## INFORMATION SUPPLIED

----

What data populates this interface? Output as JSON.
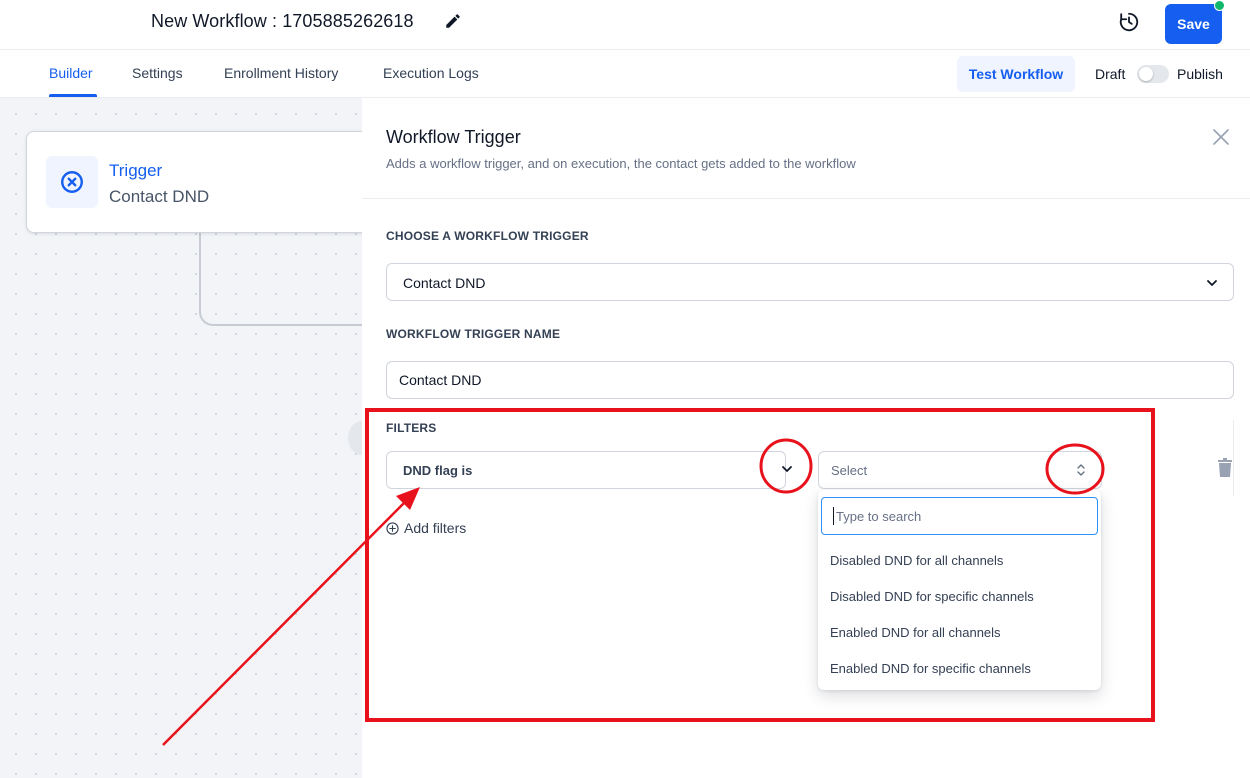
{
  "header": {
    "title": "New Workflow : 1705885262618",
    "save_label": "Save"
  },
  "tabs": {
    "builder": "Builder",
    "settings": "Settings",
    "enrollment_history": "Enrollment History",
    "execution_logs": "Execution Logs",
    "test_workflow": "Test Workflow",
    "draft": "Draft",
    "publish": "Publish",
    "publish_enabled": false
  },
  "canvas": {
    "trigger_title": "Trigger",
    "trigger_subtitle": "Contact DND"
  },
  "panel": {
    "title": "Workflow Trigger",
    "description": "Adds a workflow trigger, and on execution, the contact gets added to the workflow",
    "choose_label": "CHOOSE A WORKFLOW TRIGGER",
    "chosen_trigger": "Contact DND",
    "name_label": "WORKFLOW TRIGGER NAME",
    "name_value": "Contact DND",
    "filters_label": "FILTERS",
    "filter_field": "DND flag is",
    "filter_value_placeholder": "Select",
    "add_filters": "Add filters"
  },
  "dropdown": {
    "search_placeholder": "Type to search",
    "options": [
      "Disabled DND for all channels",
      "Disabled DND for specific channels",
      "Enabled DND for all channels",
      "Enabled DND for specific channels"
    ]
  },
  "colors": {
    "primary": "#155eef",
    "annotation": "#e8121c",
    "status_dot": "#12b76a"
  }
}
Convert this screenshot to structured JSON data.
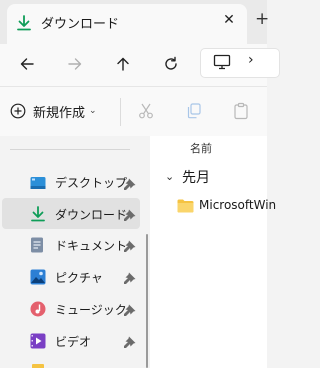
{
  "tab": {
    "title": "ダウンロード",
    "close_glyph": "✕",
    "new_tab_glyph": "+"
  },
  "nav": {
    "back_icon": "arrow-left-icon",
    "forward_icon": "arrow-right-icon",
    "up_icon": "arrow-up-icon",
    "refresh_icon": "refresh-icon",
    "address_icon": "monitor-icon",
    "address_chevron": "›"
  },
  "command_bar": {
    "new_label": "新規作成",
    "new_caret": "⌄",
    "cut_icon": "scissors-icon",
    "copy_icon": "copy-icon",
    "paste_icon": "clipboard-icon"
  },
  "sidebar": {
    "items": [
      {
        "label": "デスクトップ",
        "icon": "desktop-icon",
        "pinned": true,
        "selected": false
      },
      {
        "label": "ダウンロード",
        "icon": "download-icon",
        "pinned": true,
        "selected": true
      },
      {
        "label": "ドキュメント",
        "icon": "document-icon",
        "pinned": true,
        "selected": false
      },
      {
        "label": "ピクチャ",
        "icon": "pictures-icon",
        "pinned": true,
        "selected": false
      },
      {
        "label": "ミュージック",
        "icon": "music-icon",
        "pinned": true,
        "selected": false
      },
      {
        "label": "ビデオ",
        "icon": "video-icon",
        "pinned": true,
        "selected": false
      }
    ]
  },
  "content": {
    "column_name": "名前",
    "group_label": "先月",
    "group_chevron": "⌄",
    "rows": [
      {
        "name": "MicrosoftWin",
        "icon": "folder-icon"
      }
    ]
  },
  "colors": {
    "accent": "#0f9d58",
    "folder": "#f5c342",
    "selected_bg": "#e1e1e1"
  }
}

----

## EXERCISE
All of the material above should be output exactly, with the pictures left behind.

## OUTPUT OF THE TASK
What data populates this interface? Output as JSON.
{
  "header": {
    "title": "New Workflow : 1705885262618",
    "save_label": "Save"
  },
  "tabs": {
    "builder": "Builder",
    "settings": "Settings",
    "enrollment_history": "Enrollment History",
    "execution_logs": "Execution Logs",
    "test_workflow": "Test Workflow",
    "draft": "Draft",
    "publish": "Publish",
    "publish_enabled": false
  },
  "canvas": {
    "trigger_title": "Trigger",
    "trigger_subtitle": "Contact DND"
  },
  "panel": {
    "title": "Workflow Trigger",
    "description": "Adds a workflow trigger, and on execution, the contact gets added to the workflow",
    "choose_label": "CHOOSE A WORKFLOW TRIGGER",
    "chosen_trigger": "Contact DND",
    "name_label": "WORKFLOW TRIGGER NAME",
    "name_value": "Contact DND",
    "filters_label": "FILTERS",
    "filter_field": "DND flag is",
    "filter_value_placeholder": "Select",
    "add_filters": "Add filters"
  },
  "dropdown": {
    "search_placeholder": "Type to search",
    "options": [
      "Disabled DND for all channels",
      "Disabled DND for specific channels",
      "Enabled DND for all channels",
      "Enabled DND for specific channels"
    ]
  },
  "colors": {
    "primary": "#155eef",
    "annotation": "#e8121c",
    "status_dot": "#12b76a"
  }
}
Convert this screenshot to structured JSON data.
{
  "tab": {
    "title": "ダウンロード",
    "close_glyph": "✕",
    "new_tab_glyph": "+"
  },
  "nav": {
    "back_icon": "arrow-left-icon",
    "forward_icon": "arrow-right-icon",
    "up_icon": "arrow-up-icon",
    "refresh_icon": "refresh-icon",
    "address_icon": "monitor-icon",
    "address_chevron": "›"
  },
  "command_bar": {
    "new_label": "新規作成",
    "new_caret": "⌄",
    "cut_icon": "scissors-icon",
    "copy_icon": "copy-icon",
    "paste_icon": "clipboard-icon"
  },
  "sidebar": {
    "items": [
      {
        "label": "デスクトップ",
        "icon": "desktop-icon",
        "pinned": true,
        "selected": false
      },
      {
        "label": "ダウンロード",
        "icon": "download-icon",
        "pinned": true,
        "selected": true
      },
      {
        "label": "ドキュメント",
        "icon": "document-icon",
        "pinned": true,
        "selected": false
      },
      {
        "label": "ピクチャ",
        "icon": "pictures-icon",
        "pinned": true,
        "selected": false
      },
      {
        "label": "ミュージック",
        "icon": "music-icon",
        "pinned": true,
        "selected": false
      },
      {
        "label": "ビデオ",
        "icon": "video-icon",
        "pinned": true,
        "selected": false
      }
    ]
  },
  "content": {
    "column_name": "名前",
    "group_label": "先月",
    "group_chevron": "⌄",
    "rows": [
      {
        "name": "MicrosoftWin",
        "icon": "folder-icon"
      }
    ]
  },
  "colors": {
    "accent": "#0f9d58",
    "folder": "#f5c342",
    "selected_bg": "#e1e1e1"
  }
}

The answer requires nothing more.